Though the car ran and drove, it still needed some work. Rocky is the wrench-man in this operation, so he got to it. Spending time on the '74 after school and on weekends, he's proved his mettle. When asked what he's done on the car, Rocky mentions two things he's justifiably proud of: fixing the alarm wiring so that the device works properly, and temporarily rigging the boots on the vacuum-activated headlights so that they would work as well. But he's done more than that. Rocky is an enthusiastic auto shop student, and plans to attend the "Hot Rod" program at Wyoming State University when he graduates from Redlands High School. He has also replaced the '74s alternator, carburetor, hood latches, window handles, and power steering lines. With help from Dave Hart, a friend from Corvettes West, Rocky replaced the coupe's brakes. He also installed an electronic tachometer in the Vette to work with the later-model truck block the previous owner had dropped in, and also touched up the coupe's paint. Rocky deferred to more experienced hands when it came to rebuilding the differential and installing the Flowmaster exhaust system. Working on the car has had another benefit, by providing a chance for what Rocky calls "father-son bonding stuff." Under the extension that Bob built onto his garage to house the Vette, Rocky does the work, and Bob hands over tools while enjoying a cold brew. But there's also some frustration for this young Corvetter. Although he's 16, Rocky hasn't had the opportunity to take Driver's Ed and get his license. "I own it, but Dad has to drive it. I can trust him, but I don't know how much...he sure likes to drive it." Rocky has gotten to drive his Vette, but only briefly, and in out of the way places. You only have to watch him around the car to know that is hasn't been enough-which comes as no surprise.

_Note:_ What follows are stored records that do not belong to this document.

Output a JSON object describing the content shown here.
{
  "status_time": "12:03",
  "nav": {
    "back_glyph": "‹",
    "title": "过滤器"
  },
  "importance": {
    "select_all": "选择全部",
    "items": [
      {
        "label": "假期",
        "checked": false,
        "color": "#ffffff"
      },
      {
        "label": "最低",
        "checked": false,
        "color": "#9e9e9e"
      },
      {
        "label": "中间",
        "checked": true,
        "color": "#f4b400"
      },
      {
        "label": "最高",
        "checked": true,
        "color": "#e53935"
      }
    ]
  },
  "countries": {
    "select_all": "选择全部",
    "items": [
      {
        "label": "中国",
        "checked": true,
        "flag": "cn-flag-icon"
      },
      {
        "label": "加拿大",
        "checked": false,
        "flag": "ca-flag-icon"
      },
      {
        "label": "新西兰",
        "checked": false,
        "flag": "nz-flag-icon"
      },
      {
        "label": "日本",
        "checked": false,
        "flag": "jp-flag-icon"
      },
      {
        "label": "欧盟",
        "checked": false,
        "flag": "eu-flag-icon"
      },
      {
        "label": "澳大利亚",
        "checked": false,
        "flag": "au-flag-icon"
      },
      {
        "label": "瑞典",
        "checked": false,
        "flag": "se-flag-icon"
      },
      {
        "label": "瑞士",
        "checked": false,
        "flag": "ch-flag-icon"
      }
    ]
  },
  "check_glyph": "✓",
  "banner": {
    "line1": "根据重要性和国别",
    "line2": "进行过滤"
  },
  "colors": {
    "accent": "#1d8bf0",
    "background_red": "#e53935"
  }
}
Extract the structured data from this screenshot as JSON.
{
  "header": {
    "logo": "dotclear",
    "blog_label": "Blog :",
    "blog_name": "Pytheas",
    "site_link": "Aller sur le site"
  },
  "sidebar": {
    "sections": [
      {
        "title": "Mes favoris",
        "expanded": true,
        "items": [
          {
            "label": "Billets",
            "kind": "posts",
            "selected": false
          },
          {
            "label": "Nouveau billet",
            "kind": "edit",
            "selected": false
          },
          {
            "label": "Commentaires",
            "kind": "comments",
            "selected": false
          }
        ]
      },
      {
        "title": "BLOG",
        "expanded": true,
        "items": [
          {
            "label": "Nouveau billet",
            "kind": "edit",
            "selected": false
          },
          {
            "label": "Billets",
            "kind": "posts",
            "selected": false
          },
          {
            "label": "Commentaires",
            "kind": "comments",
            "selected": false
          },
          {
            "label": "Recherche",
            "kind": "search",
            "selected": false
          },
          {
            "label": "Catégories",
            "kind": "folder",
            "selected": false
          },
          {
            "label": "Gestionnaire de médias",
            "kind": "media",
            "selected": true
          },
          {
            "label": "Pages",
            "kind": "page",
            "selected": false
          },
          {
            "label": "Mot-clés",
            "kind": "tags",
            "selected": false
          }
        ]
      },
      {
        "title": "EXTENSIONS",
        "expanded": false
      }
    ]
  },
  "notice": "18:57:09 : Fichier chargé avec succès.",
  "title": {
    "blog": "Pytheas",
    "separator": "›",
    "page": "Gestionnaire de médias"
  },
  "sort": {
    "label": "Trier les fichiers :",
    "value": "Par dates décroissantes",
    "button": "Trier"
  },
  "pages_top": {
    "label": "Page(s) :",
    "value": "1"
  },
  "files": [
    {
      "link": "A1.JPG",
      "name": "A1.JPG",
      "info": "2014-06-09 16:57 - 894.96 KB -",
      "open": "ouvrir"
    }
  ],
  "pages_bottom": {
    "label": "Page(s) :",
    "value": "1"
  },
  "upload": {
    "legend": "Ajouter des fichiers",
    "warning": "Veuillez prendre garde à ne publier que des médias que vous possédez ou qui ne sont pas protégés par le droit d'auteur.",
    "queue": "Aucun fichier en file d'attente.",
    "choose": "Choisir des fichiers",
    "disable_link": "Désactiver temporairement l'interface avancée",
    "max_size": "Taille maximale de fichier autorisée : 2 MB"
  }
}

Though he's not sure that he'll use the car as a daily driver (much as he'd like to), Rocky's anxious to drive his Vette to school, where he can utilize the auto shop facilities and maybe even paint the car. And though Rocky claims to be joking when he says he only bought the car because it's a "chick magnet," there's no doubt that he's looking forward to being seen at school in a first car this cool.
The original deal has certainly changed, and it could change more (Bob maintains that the '74 should be kept close to stock; Rocky wants to add a '78 Pace Car hood and spoilers, and has youthful visions of side pipes and a black-with-blue-flames paint job). The only things that are certain is that Rocky has a great-running car, and he's thrilled to own it. The rest? It's all part of the fun. You may know you're getting a great deal, but you don't always know how it's gonna turn out.
The '74s two-piece urethane rear bumper cover is a one-year only item.
Rocky installed a new interior in his Stingray, and has done most of work on it himself.